• WHAT IS EXPECTED: In the data below, find every line that has the string "offer", and copy it.

Segment Start: MATERIAL FOR THE TASK

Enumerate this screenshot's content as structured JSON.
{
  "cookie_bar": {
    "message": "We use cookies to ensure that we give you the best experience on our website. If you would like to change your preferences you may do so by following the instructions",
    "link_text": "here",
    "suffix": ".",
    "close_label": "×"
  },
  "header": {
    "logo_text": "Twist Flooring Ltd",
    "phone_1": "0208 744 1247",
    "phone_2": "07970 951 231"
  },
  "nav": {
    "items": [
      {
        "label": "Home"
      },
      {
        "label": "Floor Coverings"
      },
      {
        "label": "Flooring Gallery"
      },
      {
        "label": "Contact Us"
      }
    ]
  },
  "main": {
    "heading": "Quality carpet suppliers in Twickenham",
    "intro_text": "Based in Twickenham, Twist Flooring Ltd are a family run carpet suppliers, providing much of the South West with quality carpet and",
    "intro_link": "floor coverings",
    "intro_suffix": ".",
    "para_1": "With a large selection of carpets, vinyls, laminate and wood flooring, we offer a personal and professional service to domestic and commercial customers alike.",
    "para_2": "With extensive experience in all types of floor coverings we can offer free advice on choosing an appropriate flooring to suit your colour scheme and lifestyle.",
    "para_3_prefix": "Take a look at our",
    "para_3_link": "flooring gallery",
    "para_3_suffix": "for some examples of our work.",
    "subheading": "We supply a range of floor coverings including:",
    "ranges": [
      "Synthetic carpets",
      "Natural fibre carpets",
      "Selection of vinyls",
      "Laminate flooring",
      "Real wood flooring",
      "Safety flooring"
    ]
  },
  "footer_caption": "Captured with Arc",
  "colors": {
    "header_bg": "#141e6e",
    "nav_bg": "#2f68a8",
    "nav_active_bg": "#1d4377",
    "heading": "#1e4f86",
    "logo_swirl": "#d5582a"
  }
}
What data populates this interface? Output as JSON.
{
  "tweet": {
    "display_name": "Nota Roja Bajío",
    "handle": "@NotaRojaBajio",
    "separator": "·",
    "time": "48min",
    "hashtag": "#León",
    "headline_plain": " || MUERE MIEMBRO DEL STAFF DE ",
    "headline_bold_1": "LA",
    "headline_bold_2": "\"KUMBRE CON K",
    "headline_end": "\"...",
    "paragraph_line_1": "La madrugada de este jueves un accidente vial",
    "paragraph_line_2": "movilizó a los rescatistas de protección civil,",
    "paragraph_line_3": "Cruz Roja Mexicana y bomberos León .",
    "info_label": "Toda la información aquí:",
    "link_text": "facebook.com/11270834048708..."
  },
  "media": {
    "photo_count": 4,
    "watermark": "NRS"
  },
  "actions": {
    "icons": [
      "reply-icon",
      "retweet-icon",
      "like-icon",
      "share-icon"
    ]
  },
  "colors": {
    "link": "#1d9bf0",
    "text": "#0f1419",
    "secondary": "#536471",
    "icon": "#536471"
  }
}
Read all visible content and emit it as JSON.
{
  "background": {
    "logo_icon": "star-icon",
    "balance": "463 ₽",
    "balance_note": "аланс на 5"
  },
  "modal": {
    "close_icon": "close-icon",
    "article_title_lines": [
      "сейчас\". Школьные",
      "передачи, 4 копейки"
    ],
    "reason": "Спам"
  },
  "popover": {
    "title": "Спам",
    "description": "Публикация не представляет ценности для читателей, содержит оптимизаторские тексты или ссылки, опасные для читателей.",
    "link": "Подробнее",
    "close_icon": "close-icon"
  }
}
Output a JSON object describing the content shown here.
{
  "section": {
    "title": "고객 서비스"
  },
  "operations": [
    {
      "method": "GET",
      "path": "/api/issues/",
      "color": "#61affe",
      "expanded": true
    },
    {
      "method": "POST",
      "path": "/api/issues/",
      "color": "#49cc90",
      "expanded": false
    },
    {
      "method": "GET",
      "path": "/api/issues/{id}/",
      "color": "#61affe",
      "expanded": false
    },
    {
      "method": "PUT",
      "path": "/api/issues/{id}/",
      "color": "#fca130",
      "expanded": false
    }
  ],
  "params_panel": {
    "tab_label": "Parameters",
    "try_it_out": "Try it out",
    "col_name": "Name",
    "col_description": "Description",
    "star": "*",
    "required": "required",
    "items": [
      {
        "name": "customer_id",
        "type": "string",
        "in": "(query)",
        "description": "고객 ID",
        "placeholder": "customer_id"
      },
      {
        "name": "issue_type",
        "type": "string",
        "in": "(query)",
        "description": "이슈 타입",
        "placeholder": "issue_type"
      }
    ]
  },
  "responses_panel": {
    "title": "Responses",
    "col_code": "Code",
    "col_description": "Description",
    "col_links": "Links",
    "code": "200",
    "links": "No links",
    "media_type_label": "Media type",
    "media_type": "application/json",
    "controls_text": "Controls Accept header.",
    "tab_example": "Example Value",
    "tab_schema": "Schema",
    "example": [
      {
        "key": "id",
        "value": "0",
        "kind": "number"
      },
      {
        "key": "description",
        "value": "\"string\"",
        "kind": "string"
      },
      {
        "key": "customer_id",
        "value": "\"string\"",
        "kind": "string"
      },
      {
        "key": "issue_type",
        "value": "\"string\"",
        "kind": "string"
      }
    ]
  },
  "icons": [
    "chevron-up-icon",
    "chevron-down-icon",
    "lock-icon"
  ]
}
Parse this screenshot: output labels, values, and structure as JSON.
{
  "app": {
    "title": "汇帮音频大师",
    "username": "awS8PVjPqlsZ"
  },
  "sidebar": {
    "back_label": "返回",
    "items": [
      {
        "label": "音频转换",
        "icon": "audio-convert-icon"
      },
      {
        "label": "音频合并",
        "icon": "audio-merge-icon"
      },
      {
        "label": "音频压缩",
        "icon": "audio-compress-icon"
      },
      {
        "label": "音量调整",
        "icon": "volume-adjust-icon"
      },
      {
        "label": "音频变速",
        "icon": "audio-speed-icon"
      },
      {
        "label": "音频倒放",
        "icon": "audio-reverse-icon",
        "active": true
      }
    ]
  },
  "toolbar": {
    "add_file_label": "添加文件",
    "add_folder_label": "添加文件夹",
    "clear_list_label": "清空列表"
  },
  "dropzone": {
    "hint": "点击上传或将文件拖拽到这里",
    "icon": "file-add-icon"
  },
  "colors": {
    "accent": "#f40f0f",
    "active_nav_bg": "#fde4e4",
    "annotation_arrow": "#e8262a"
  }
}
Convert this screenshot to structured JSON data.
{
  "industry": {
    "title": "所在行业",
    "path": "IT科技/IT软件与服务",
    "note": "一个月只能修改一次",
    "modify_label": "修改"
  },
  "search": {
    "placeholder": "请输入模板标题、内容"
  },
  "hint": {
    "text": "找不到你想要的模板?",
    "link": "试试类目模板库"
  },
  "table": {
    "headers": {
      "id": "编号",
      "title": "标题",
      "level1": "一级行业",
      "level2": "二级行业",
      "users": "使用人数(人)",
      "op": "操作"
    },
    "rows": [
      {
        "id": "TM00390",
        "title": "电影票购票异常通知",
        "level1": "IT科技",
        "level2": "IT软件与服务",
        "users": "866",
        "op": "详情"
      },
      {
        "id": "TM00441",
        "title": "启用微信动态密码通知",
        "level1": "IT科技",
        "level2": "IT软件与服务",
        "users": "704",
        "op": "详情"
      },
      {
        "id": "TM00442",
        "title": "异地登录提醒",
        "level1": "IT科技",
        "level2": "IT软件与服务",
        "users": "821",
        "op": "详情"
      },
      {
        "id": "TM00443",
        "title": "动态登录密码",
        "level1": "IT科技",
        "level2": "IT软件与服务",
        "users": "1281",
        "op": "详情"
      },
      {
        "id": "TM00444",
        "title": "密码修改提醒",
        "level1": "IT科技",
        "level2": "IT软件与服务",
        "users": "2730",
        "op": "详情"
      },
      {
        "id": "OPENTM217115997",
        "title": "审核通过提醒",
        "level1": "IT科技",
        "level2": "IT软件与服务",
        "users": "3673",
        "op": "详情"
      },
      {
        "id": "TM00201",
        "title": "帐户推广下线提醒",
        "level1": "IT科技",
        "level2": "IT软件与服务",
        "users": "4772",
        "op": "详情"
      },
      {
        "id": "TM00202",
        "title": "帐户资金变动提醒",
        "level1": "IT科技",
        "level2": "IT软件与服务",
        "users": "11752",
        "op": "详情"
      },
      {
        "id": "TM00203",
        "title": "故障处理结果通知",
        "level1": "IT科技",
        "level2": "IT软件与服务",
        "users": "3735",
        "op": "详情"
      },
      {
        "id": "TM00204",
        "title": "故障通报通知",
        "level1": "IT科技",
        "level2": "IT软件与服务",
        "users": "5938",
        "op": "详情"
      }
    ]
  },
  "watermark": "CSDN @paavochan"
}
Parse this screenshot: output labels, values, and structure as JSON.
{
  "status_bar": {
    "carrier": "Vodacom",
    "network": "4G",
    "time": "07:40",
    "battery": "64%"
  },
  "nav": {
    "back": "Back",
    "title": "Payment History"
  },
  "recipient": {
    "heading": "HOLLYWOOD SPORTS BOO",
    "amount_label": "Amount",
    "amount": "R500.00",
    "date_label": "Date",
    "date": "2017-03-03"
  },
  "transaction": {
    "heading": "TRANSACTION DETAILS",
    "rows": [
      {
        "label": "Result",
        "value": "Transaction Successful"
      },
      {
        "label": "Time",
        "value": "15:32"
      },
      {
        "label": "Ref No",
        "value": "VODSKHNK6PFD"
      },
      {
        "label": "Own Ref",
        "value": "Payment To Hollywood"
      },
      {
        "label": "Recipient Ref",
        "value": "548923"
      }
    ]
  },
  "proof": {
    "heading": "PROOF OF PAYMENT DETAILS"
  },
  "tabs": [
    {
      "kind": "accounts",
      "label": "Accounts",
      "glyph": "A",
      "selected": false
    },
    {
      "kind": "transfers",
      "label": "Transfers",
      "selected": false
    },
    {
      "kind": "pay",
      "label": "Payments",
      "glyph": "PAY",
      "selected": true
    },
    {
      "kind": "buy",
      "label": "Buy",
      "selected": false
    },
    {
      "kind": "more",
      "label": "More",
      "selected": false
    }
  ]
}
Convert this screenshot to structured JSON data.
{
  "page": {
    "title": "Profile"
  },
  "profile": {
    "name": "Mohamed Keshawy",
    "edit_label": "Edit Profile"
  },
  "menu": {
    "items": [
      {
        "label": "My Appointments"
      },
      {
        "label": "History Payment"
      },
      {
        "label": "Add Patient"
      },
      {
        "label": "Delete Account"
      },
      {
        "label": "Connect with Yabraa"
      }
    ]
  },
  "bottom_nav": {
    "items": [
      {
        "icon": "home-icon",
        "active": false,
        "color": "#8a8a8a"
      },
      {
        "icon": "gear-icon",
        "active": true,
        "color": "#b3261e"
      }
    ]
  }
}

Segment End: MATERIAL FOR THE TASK

• YOUR RESPONSE:
    "para_1": "With a large selection of carpets, vinyls, laminate and wood flooring, we offer a personal and professional service to domestic and commercial customers alike.",
    "para_2": "With extensive experience in all types of floor coverings we can offer free advice on choosing an appropriate flooring to suit your colour scheme and lifestyle.",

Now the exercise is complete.